Rangers will resubmit their request for prize money to be released early in order to help clubs in Scotland stay afloat, but the SPFL has rejected claims it failed to help with the original submission.
Rangers said they had discovered on Friday morning their members’ resolution was not competent, and claimed they had sought assistance with the details from the SPFL executive “on several occasions” without response.
The SPFL refuted those comments with its own statement, in which it said it had not received a request from Rangers until 10.18pm on Thursday night.
Board update regarding Rangers resolution.
— SPFL (@spfl) April 10, 2020
Later on Friday, SPFL clubs are due to vote on proposals to end the Scottish Championship, League One and League Two seasons, proposals which Rangers have vigorously opposed.
The club put forward its members’ resolution on prize money separately, but on Friday morning they released a statement voicing frustrating after the SPFL’s legal adviser said it was not competent.
“As a member club, we sought assistance from the SPFL executive on several occasions yesterday, to ensure our resolution was deemed competent,” a club statement said.
“For the avoidance of doubt, no advice was forthcoming prior to the meeting starting.
— Rangers Football Club (@RangersFC) April 10, 2020
“Now that the SPFL has belatedly identified the reason why our members resolution was not competent, we will immediately resubmit our resolution, based upon their advice.
“If this advice had been forthcoming earlier, we would not have lost valuable time in this process. We are confused as to why attempts have been made to slow the progress of Rangers’ resolution.”
The SPFL responded, saying it would work with Rangers on the revised submission.
“For the avoidance of doubt, only at 10.18pm yesterday did the SPFL’s lawyer receive an email from Rangers seeking advice on the content of their resolution, which was put before the SPFL Board first thing this morning,” the statement said.
“Rangers have expressed a desire to submit a further resolution. The SPFL’s lawyers will work with Rangers, as they will with any other member club, who wishes to put forward a resolution.
“The offer to help clubs with the drafting of their resolutions was made during the divisional conference calls on Wednesday. Rangers chose to proceed without seeking that help, with the result that their resolution was ineffective.”
SPFL clubs are to vote on a resolution recommending the termination of the 2019/20 season in the Ladbrokes Championship, Ladbrokes League 1 and Ladbrokes League 2.

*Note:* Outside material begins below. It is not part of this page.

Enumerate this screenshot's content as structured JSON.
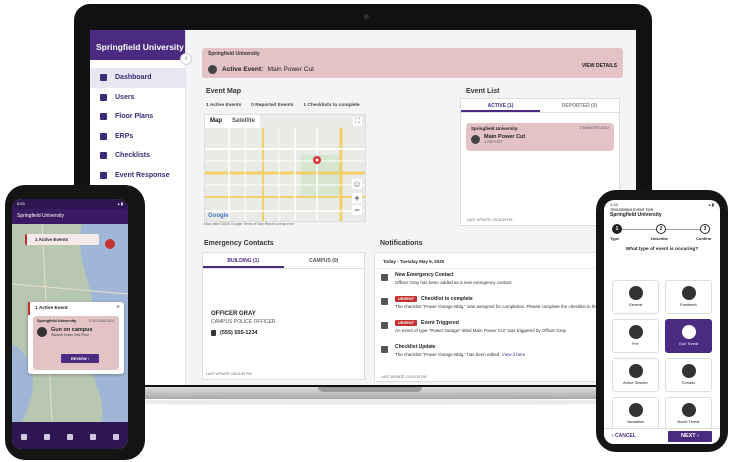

— SPFL (@spfl) April 8, 2020
The league has announced proposals to immediately end the three divisions below the top flight and determine final placings by points per game in league matches played to date by each club.
Wednesday’s resolution also recommends that the Ladbrokes Premiership remains postponed for the time being, although final season placings would be determined by the same system if the SPFL’s board determines matches cannot be played.
That could see Celtic crowned champions for the ninth successive season and Hearts relegated, but the immediate impact of the plans would be relegation for Partick Thistle and Stranraer.
SPFL chairman Murdoch MacLennan believes the measures enable “the best possible outcome for Scottish football in these very demanding and unique circumstances” – something Rangers robustly contest.
Steven Gerrard’s second-placed side are 13 points behind Celtic and “firmly believe that the 2019/20 season is only complete when all 38 games have been played to a finish”.
📝 Chairman's statement
— Heart of Midlothian FC (@JamTarts) April 8, 2020
On Friday, Rangers claimed several other clubs would vote against the plans.
“Over the last 36 hours, we have received numerous reports from fellow Scottish clubs relating to attempts to coerce and bully them into voting for the SPFL’s own resolution,” the statement said.
“We are proud that many fellow clubs will stand strong and not be swayed.”
Hearts and Partick, who both stand to be relegated, have also issued statements outlining their intention to vote against the plans, though Livingston and St Mirren have come out in favour.